By Robert Washburn
An Environment Canada truck sits in front of the Canada Coast Guard office on the east pier on a bright, beautiful June morning. A brick structure, about the size of a one-seat outhouse has its door open. Inside Chris Panacci, an environmental monitoring technologist, is pumping out a very deep pipe leading down into the side of the pier.
On a shelf inside the brick outhouse building is a set of equipment used the measure the rise or fall of Lake Ontario. It is one of 2,500 active hydrometric gauges across the country. The data collected by the gauges is used by a number of local, provincial and national organizations to determine everything from environmental conditions to potential flooding.
Rob Waring, a second environmental monitoring technologist, gets out of his truck to begin to assemble survey equipment the two men will use to check the accuracy of the measurement devices or recalibrate them, if necessary.
The data generated is published in real time on the Environment Canada website. The old data is archived and used for research.
Before the day is out, the pair will have checked Cobourg Creek, both near Lake Ontario and further north near Precious Corners, and Cold Creek, in the east section of Northumberland County north of Brighton.
“It a precision job,” Waring said. “But it is great if you like getting outdoors. We don’t just work on land. Sometimes we get to go out on boats and do testing. It is nice to get out on the water.”
About 40 per cent of the job is in the field, while the rest is inside in an office in Ottawa entering data and writing reports, he added.
In Ontario there are three other offices besides the one in Ottawa: Brantford, North Bay and Thunder Bay.
The Water Survey of Canada is a national agency responsible for the collection, interpretation of dissemination of water resources data for the country. It started in 1908 when the government decided it wanted to better understand what water resources the country had available. As time has passed, it now looks at a wide range of topics from water quality to hydroelectric potential to irrigation potential and to issues around water sovereignty.

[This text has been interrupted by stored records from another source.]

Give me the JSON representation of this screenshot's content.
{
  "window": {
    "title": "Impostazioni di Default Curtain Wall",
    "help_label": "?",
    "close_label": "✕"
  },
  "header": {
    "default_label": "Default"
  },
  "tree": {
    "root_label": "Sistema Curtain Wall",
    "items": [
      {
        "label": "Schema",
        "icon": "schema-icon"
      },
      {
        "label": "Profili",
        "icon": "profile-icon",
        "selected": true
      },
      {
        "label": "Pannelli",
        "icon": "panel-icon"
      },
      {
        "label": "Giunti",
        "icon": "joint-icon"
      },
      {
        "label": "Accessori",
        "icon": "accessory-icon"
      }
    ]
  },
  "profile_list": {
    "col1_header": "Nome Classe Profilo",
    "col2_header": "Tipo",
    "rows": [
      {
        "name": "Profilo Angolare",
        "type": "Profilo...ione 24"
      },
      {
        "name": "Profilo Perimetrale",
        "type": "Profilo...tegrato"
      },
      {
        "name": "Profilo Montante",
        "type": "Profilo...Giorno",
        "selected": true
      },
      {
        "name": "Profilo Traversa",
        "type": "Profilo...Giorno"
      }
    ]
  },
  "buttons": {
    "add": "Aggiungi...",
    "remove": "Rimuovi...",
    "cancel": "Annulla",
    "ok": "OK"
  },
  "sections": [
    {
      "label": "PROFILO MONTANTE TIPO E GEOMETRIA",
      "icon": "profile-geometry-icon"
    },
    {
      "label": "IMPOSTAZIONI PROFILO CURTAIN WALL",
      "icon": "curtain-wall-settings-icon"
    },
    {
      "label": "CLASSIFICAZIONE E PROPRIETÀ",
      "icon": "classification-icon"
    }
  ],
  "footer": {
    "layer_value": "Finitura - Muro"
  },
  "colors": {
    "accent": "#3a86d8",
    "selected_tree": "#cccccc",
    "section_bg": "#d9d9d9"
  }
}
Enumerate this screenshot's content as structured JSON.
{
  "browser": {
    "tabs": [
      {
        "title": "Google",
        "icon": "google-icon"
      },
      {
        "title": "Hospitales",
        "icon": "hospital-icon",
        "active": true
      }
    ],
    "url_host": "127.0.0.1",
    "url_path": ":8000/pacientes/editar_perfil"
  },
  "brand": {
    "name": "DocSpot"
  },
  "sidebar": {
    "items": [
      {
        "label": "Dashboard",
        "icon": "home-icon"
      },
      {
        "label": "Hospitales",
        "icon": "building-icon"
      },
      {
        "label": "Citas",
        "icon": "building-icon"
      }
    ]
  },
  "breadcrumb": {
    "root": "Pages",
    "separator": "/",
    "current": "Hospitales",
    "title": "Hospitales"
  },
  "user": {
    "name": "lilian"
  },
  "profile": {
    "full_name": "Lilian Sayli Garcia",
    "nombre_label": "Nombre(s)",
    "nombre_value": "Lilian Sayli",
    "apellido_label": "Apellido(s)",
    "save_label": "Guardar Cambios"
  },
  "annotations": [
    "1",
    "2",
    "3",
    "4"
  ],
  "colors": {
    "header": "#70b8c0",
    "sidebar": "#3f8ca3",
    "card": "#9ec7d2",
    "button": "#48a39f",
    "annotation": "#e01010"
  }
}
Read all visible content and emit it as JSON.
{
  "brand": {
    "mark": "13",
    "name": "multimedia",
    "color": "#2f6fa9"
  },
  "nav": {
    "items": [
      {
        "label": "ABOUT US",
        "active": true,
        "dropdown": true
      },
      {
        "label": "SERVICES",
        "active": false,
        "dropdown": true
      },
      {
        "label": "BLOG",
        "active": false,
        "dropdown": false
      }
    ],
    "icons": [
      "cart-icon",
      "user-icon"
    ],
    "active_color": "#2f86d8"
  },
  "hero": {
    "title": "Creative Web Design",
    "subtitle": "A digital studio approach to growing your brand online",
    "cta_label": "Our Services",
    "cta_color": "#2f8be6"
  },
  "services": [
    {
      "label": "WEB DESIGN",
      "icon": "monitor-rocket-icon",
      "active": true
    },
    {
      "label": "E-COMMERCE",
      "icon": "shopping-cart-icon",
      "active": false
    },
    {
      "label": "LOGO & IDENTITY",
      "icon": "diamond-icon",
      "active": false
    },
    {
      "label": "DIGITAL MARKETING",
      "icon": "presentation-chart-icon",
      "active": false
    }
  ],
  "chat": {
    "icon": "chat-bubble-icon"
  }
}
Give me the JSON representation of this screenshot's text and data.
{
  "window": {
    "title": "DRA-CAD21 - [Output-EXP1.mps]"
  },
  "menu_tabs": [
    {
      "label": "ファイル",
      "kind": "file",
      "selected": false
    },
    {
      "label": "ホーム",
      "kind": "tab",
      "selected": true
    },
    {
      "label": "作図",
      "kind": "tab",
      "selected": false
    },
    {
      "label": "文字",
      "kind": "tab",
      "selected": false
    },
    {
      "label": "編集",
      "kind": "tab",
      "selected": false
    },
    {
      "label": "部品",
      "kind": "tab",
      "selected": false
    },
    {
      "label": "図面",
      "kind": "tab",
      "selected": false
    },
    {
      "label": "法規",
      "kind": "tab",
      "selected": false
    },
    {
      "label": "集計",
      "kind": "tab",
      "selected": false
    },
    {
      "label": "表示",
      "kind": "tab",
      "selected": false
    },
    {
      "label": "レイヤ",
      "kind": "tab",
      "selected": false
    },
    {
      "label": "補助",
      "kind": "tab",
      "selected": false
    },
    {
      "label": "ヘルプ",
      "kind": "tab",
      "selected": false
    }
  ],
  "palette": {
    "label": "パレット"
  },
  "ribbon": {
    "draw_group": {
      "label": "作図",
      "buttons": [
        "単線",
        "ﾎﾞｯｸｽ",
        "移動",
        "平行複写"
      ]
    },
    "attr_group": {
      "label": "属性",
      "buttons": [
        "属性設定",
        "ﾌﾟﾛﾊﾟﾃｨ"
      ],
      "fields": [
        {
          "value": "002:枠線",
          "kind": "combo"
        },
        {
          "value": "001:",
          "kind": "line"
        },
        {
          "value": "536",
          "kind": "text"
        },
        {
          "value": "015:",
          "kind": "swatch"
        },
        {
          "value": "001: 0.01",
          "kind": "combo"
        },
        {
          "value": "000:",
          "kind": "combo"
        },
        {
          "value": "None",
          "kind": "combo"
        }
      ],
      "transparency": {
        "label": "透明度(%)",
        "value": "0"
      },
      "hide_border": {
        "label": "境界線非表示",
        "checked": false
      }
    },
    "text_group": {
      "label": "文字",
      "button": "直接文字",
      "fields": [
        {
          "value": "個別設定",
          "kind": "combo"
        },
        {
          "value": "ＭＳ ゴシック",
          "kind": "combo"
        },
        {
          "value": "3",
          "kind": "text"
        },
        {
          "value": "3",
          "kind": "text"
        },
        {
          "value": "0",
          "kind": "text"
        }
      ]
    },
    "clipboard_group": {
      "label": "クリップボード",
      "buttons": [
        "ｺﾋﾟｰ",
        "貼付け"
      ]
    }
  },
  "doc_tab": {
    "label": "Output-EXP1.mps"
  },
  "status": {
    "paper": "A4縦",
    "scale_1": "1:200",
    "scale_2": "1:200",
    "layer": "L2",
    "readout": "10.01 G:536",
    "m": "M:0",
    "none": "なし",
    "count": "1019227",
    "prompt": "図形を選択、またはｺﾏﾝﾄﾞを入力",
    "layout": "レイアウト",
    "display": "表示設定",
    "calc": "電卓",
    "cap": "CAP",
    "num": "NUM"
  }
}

Panacci pulls out a survey stake from the back of the truck, as Waring clicks together his surveyor’s level. Panacci will walk up to Victoria Park campgrounds where there is a set point where the measurement can accurately be taken.
“There are some places where we have to go down 20 feet to find a good solid spot to take our measurements,” Panacci said.
“Sometimes we use historic buildings because the foundations are so solid and we know they will not move,” Waring added.
These measurements, along with some others, will determine accuracy or if the land has shifted. The calibration will be within one centimeter.
The testing takes place annually.